→ Problem statement
Write out the listing below in its entirety, minus the pictures, without changing a word.

**** Material supplied ****

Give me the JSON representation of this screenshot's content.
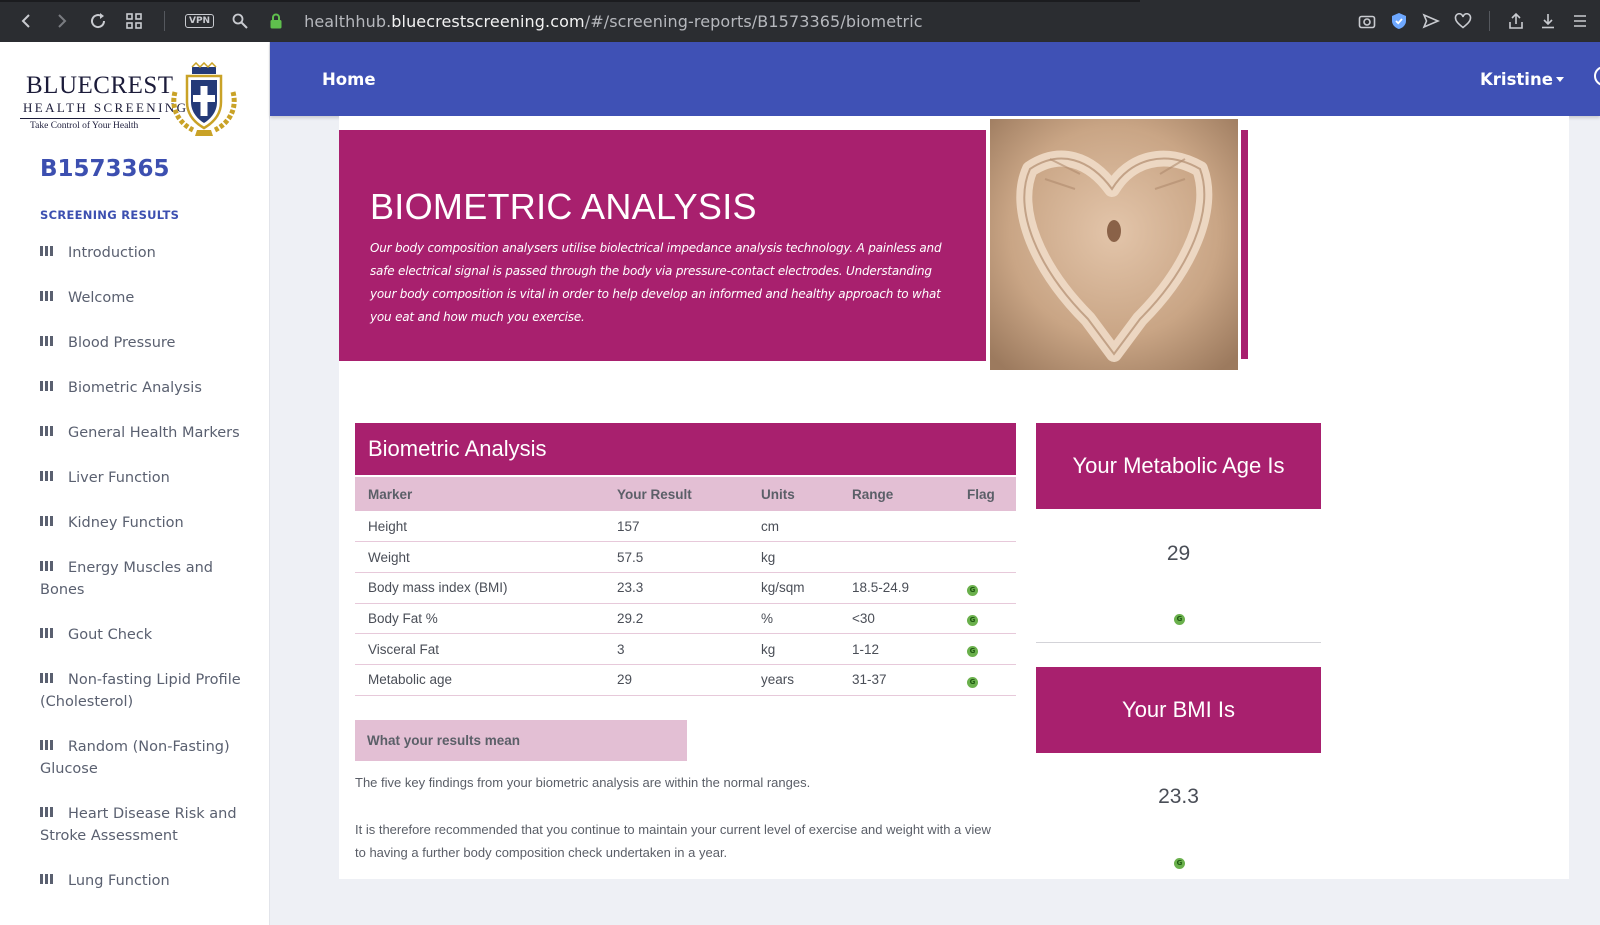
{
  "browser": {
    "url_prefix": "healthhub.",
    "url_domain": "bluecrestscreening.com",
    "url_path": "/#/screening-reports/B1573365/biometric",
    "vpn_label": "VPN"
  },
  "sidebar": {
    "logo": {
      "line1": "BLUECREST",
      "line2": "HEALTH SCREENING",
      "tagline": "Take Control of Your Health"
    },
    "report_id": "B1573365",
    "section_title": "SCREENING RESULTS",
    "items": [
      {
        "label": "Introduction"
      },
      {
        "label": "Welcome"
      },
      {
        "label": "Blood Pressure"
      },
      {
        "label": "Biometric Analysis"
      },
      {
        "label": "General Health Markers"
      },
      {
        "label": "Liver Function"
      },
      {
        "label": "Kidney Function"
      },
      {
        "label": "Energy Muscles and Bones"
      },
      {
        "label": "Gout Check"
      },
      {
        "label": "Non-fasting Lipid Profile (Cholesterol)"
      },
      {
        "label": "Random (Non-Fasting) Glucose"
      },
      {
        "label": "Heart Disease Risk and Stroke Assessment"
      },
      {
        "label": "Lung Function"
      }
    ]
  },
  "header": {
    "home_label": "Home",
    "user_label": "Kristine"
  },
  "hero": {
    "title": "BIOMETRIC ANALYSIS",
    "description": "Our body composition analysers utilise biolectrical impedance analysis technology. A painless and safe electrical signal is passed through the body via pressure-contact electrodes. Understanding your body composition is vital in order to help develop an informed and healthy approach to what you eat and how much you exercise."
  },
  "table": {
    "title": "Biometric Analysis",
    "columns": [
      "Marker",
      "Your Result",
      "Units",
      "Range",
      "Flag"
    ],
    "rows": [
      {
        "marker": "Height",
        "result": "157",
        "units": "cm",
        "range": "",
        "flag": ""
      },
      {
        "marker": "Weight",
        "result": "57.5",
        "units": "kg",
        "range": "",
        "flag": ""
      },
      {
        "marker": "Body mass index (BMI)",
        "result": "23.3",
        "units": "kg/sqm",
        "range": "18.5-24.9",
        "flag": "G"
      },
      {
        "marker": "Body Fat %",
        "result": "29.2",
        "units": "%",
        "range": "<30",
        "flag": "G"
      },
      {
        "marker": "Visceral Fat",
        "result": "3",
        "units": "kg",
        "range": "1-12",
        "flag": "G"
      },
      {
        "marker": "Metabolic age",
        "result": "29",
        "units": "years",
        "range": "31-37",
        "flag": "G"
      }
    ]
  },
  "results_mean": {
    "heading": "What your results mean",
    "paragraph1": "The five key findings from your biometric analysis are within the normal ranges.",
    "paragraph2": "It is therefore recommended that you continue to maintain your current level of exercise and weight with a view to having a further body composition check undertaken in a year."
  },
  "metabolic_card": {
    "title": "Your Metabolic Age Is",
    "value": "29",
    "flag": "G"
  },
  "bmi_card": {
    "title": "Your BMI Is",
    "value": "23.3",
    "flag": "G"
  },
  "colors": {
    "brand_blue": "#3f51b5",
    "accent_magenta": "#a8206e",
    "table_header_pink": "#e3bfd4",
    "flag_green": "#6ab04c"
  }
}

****

→ Solution to the problem
Give me the JSON representation of this screenshot's content.
{
  "browser": {
    "url_prefix": "healthhub.",
    "url_domain": "bluecrestscreening.com",
    "url_path": "/#/screening-reports/B1573365/biometric",
    "vpn_label": "VPN"
  },
  "sidebar": {
    "logo": {
      "line1": "BLUECREST",
      "line2": "HEALTH SCREENING",
      "tagline": "Take Control of Your Health"
    },
    "report_id": "B1573365",
    "section_title": "SCREENING RESULTS",
    "items": [
      {
        "label": "Introduction"
      },
      {
        "label": "Welcome"
      },
      {
        "label": "Blood Pressure"
      },
      {
        "label": "Biometric Analysis"
      },
      {
        "label": "General Health Markers"
      },
      {
        "label": "Liver Function"
      },
      {
        "label": "Kidney Function"
      },
      {
        "label": "Energy Muscles and Bones"
      },
      {
        "label": "Gout Check"
      },
      {
        "label": "Non-fasting Lipid Profile (Cholesterol)"
      },
      {
        "label": "Random (Non-Fasting) Glucose"
      },
      {
        "label": "Heart Disease Risk and Stroke Assessment"
      },
      {
        "label": "Lung Function"
      }
    ]
  },
  "header": {
    "home_label": "Home",
    "user_label": "Kristine"
  },
  "hero": {
    "title": "BIOMETRIC ANALYSIS",
    "description": "Our body composition analysers utilise biolectrical impedance analysis technology. A painless and safe electrical signal is passed through the body via pressure-contact electrodes. Understanding your body composition is vital in order to help develop an informed and healthy approach to what you eat and how much you exercise."
  },
  "table": {
    "title": "Biometric Analysis",
    "columns": [
      "Marker",
      "Your Result",
      "Units",
      "Range",
      "Flag"
    ],
    "rows": [
      {
        "marker": "Height",
        "result": "157",
        "units": "cm",
        "range": "",
        "flag": ""
      },
      {
        "marker": "Weight",
        "result": "57.5",
        "units": "kg",
        "range": "",
        "flag": ""
      },
      {
        "marker": "Body mass index (BMI)",
        "result": "23.3",
        "units": "kg/sqm",
        "range": "18.5-24.9",
        "flag": "G"
      },
      {
        "marker": "Body Fat %",
        "result": "29.2",
        "units": "%",
        "range": "<30",
        "flag": "G"
      },
      {
        "marker": "Visceral Fat",
        "result": "3",
        "units": "kg",
        "range": "1-12",
        "flag": "G"
      },
      {
        "marker": "Metabolic age",
        "result": "29",
        "units": "years",
        "range": "31-37",
        "flag": "G"
      }
    ]
  },
  "results_mean": {
    "heading": "What your results mean",
    "paragraph1": "The five key findings from your biometric analysis are within the normal ranges.",
    "paragraph2": "It is therefore recommended that you continue to maintain your current level of exercise and weight with a view to having a further body composition check undertaken in a year."
  },
  "metabolic_card": {
    "title": "Your Metabolic Age Is",
    "value": "29",
    "flag": "G"
  },
  "bmi_card": {
    "title": "Your BMI Is",
    "value": "23.3",
    "flag": "G"
  },
  "colors": {
    "brand_blue": "#3f51b5",
    "accent_magenta": "#a8206e",
    "table_header_pink": "#e3bfd4",
    "flag_green": "#6ab04c"
  }
}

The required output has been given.